■ Task objective:
Exact reproduction of every entry is required.

■ Data shown:

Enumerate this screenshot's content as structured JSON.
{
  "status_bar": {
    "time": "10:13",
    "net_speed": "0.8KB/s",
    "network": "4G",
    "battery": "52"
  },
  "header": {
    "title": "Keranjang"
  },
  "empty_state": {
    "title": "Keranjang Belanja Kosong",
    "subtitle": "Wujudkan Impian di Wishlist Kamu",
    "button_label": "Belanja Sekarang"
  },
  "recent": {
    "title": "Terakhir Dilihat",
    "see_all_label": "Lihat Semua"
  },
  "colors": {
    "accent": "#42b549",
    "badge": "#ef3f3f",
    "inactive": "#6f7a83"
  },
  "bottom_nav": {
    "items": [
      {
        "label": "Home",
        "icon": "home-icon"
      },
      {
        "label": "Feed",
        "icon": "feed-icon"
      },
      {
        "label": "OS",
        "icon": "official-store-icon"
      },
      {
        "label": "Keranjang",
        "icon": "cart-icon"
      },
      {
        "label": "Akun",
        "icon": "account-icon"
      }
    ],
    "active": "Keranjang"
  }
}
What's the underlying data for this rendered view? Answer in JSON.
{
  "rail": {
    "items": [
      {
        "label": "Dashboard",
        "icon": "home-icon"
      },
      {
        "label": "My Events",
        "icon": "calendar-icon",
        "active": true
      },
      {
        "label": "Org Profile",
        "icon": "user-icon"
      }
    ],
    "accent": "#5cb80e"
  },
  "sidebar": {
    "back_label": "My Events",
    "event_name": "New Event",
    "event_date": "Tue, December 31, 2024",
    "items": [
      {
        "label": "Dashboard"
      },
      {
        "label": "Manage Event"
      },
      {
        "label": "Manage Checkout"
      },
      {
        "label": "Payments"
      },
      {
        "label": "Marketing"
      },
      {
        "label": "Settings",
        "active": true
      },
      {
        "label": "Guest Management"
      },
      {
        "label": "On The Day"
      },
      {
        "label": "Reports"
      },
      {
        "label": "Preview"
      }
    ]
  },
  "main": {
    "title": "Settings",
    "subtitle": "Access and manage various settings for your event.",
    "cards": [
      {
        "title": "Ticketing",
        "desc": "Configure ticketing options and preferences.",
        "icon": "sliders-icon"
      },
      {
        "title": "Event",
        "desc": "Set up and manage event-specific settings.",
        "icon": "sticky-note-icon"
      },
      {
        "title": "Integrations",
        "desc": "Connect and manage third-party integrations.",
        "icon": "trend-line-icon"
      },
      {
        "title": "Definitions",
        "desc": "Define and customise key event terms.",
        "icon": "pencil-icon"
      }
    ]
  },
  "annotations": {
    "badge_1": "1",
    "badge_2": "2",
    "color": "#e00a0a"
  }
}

■ Written response:
Enumerate this screenshot's content as structured JSON.
{
  "status_bar": {
    "time": "10:13",
    "net_speed": "0.8KB/s",
    "network": "4G",
    "battery": "52"
  },
  "header": {
    "title": "Keranjang"
  },
  "empty_state": {
    "title": "Keranjang Belanja Kosong",
    "subtitle": "Wujudkan Impian di Wishlist Kamu",
    "button_label": "Belanja Sekarang"
  },
  "recent": {
    "title": "Terakhir Dilihat",
    "see_all_label": "Lihat Semua"
  },
  "colors": {
    "accent": "#42b549",
    "badge": "#ef3f3f",
    "inactive": "#6f7a83"
  },
  "bottom_nav": {
    "items": [
      {
        "label": "Home",
        "icon": "home-icon"
      },
      {
        "label": "Feed",
        "icon": "feed-icon"
      },
      {
        "label": "OS",
        "icon": "official-store-icon"
      },
      {
        "label": "Keranjang",
        "icon": "cart-icon"
      },
      {
        "label": "Akun",
        "icon": "account-icon"
      }
    ],
    "active": "Keranjang"
  }
}
What's the underlying data for this rendered view? Answer in JSON.
{
  "rail": {
    "items": [
      {
        "label": "Dashboard",
        "icon": "home-icon"
      },
      {
        "label": "My Events",
        "icon": "calendar-icon",
        "active": true
      },
      {
        "label": "Org Profile",
        "icon": "user-icon"
      }
    ],
    "accent": "#5cb80e"
  },
  "sidebar": {
    "back_label": "My Events",
    "event_name": "New Event",
    "event_date": "Tue, December 31, 2024",
    "items": [
      {
        "label": "Dashboard"
      },
      {
        "label": "Manage Event"
      },
      {
        "label": "Manage Checkout"
      },
      {
        "label": "Payments"
      },
      {
        "label": "Marketing"
      },
      {
        "label": "Settings",
        "active": true
      },
      {
        "label": "Guest Management"
      },
      {
        "label": "On The Day"
      },
      {
        "label": "Reports"
      },
      {
        "label": "Preview"
      }
    ]
  },
  "main": {
    "title": "Settings",
    "subtitle": "Access and manage various settings for your event.",
    "cards": [
      {
        "title": "Ticketing",
        "desc": "Configure ticketing options and preferences.",
        "icon": "sliders-icon"
      },
      {
        "title": "Event",
        "desc": "Set up and manage event-specific settings.",
        "icon": "sticky-note-icon"
      },
      {
        "title": "Integrations",
        "desc": "Connect and manage third-party integrations.",
        "icon": "trend-line-icon"
      },
      {
        "title": "Definitions",
        "desc": "Define and customise key event terms.",
        "icon": "pencil-icon"
      }
    ]
  },
  "annotations": {
    "badge_1": "1",
    "badge_2": "2",
    "color": "#e00a0a"
  }
}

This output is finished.